© BioMed Central Ltd 2004
Published: 17 August 2004
The publication of a study in Nature (Nature 2004, DOI:10.1038/nature02889) - combined with a similar study in Science earlier this month - could force a reexamination of how RNA interference (RNAi) works, said several in the field not involved in the studies. While RNA had been known to silence genes post-transcriptionally, researchers found that it does so in a different way, found previously in plants, at the transcriptional level in human cells.
"This is a strong, strong suppressive pathway," said the lead author of the Science paper, Kevin Morris, of the University of California, San Diego. Morris' team found that SiRNAs targeting the promoter of a green fluorescent protein gene transfected into human fibroblasts reduced its mRNA levels by about 70%.
Separately, University of Tokyo researchers report in Nature that exploiting the same basic pathway in mammary cells, they sliced two endogenous genes' mRNA levels by more than 80%. One gene was a tumor-promoting oncogene, erbB2; transcriptional RNAi significantly reduced cell proliferation in this case, they wrote, suggesting therapeutic potential. Therapies might exploit both silencing pathways simultaneously, lead author Kazunari Taira told us: "It's very easy to mix two different siRNAs."
This second pathway could open the way for longer-lasting effects, new therapeutic strategies, and evolutionary insights, researchers said. It could be "an entirely new and important mechanism for regulating DNA expression" in mammals, said Duke University's Bryan Cullen, who was not involved in the studies. Edward Whang of Brigham and Women's Hospital, Boston, who also was not involved in the studies, told us the findings may recast RNAi as an unexpectedly complex system, with greater potential for unintended consequences than suspected earlier.
RNAi had been known to work transcriptionally in plants, by methylating gene promoters with sequences complementing the RNAs. The new studies show this pathway, possibly an adaptation to suppress junk genes, is "conserved in human cells," Morris told us.
Cullen said although he was one of many who doubted this was so - due to past findings suggesting otherwise - the new research has made him reconsider. Cullen and others said it is significant that the transcriptional pathway apparently involves methylation. Cells typically pass this DNA-regulating modification to daughter cells, possibly permitting more lasting therapies. The other pathway works relatively transiently.

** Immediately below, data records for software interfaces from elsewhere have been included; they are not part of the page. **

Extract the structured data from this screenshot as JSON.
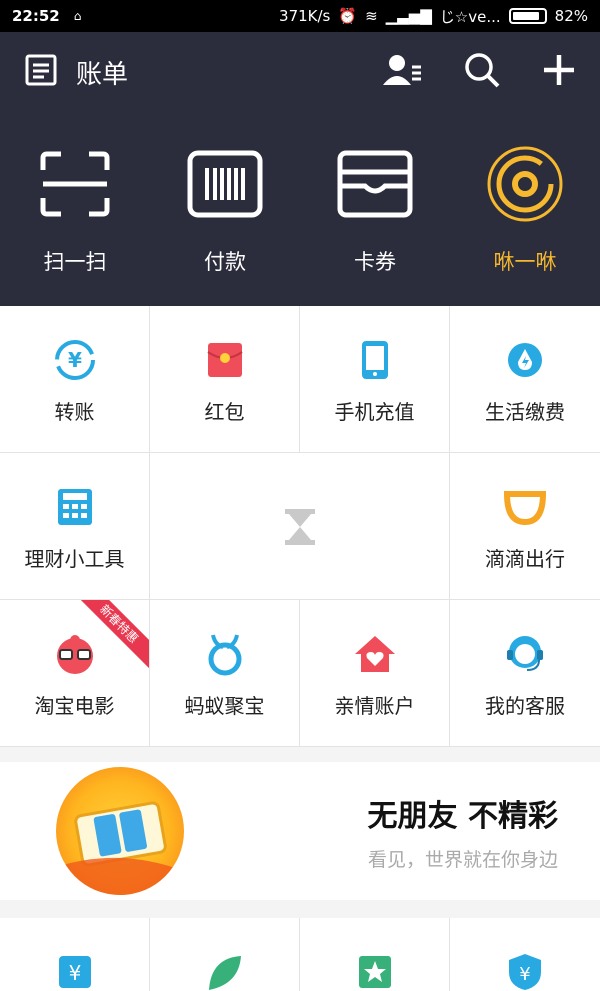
{
  "status": {
    "time": "22:52",
    "speed": "371K/s",
    "carrier": "じ☆ve...",
    "battery": "82%"
  },
  "header": {
    "title": "账单",
    "quick": [
      {
        "label": "扫一扫",
        "icon": "scan-icon"
      },
      {
        "label": "付款",
        "icon": "barcode-icon"
      },
      {
        "label": "卡券",
        "icon": "wallet-icon"
      },
      {
        "label": "咻一咻",
        "icon": "xiu-icon"
      }
    ]
  },
  "grid": [
    [
      {
        "label": "转账",
        "icon": "transfer-icon",
        "color": "#29a9e1"
      },
      {
        "label": "红包",
        "icon": "red-envelope-icon",
        "color": "#ef4d5a"
      },
      {
        "label": "手机充值",
        "icon": "phone-icon",
        "color": "#29a9e1"
      },
      {
        "label": "生活缴费",
        "icon": "water-drop-icon",
        "color": "#29a9e1"
      }
    ],
    [
      {
        "label": "理财小工具",
        "icon": "calculator-icon",
        "color": "#29a9e1"
      },
      {
        "label": "",
        "icon": "hourglass-icon",
        "color": "#c9c9c9"
      },
      {
        "label": "滴滴出行",
        "icon": "didi-icon",
        "color": "#f6a623"
      }
    ],
    [
      {
        "label": "淘宝电影",
        "icon": "movie-icon",
        "color": "#ef4d5a",
        "ribbon": "新春特惠"
      },
      {
        "label": "蚂蚁聚宝",
        "icon": "ant-fortune-icon",
        "color": "#29a9e1"
      },
      {
        "label": "亲情账户",
        "icon": "family-house-icon",
        "color": "#ef4d5a"
      },
      {
        "label": "我的客服",
        "icon": "customer-service-icon",
        "color": "#29a9e1"
      }
    ]
  ],
  "banner": {
    "title": "无朋友 不精彩",
    "subtitle": "看见，世界就在你身边"
  }
}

Transcriptional RNAi also presents challenges. Three questions it raises, Morris said, are whether it works on every promoter; how to efficiently deliver drugs into nuclei, where genes reside; and how to reverse its effects. Whang noted that "the more complex and varied the mechanisms by which siRNA induces gene silencing, the more potential there is for unintended consequences and, perhaps, off-target silencing" - pitfalls for studies and therapies alike.
Beyond the pitfalls, the findings may offer new insights into life, Morris said. For example, an ever-growing list of RNA's identified capabilities could boost a widely held hypothesis that RNA was the original genetic molecule. This "says a whole lot about our evolutionary origins," he said.
Last week, Philadelphia-based Acuity Pharmaceuticals announced it had become the first company to request regulatory approval for RNAi clinical trials, targeting wet age-related macular degeneration.
- Nature, [http://www.nature.com/nature/]
- Small interfering RNA–induced transcriptional gene silencing in human cells
- Kazunari Taira, [http://www.adm.u-tokyo.ac.jp/IRS/IntroPage_E/intro16382367_e.html]
- Bryan R. Cullen, [http://www.hhmi.org/research/investigators/cullen_bio.html]
- Acuity Pharmaceuticals, [http://www.acuitypharma.com/]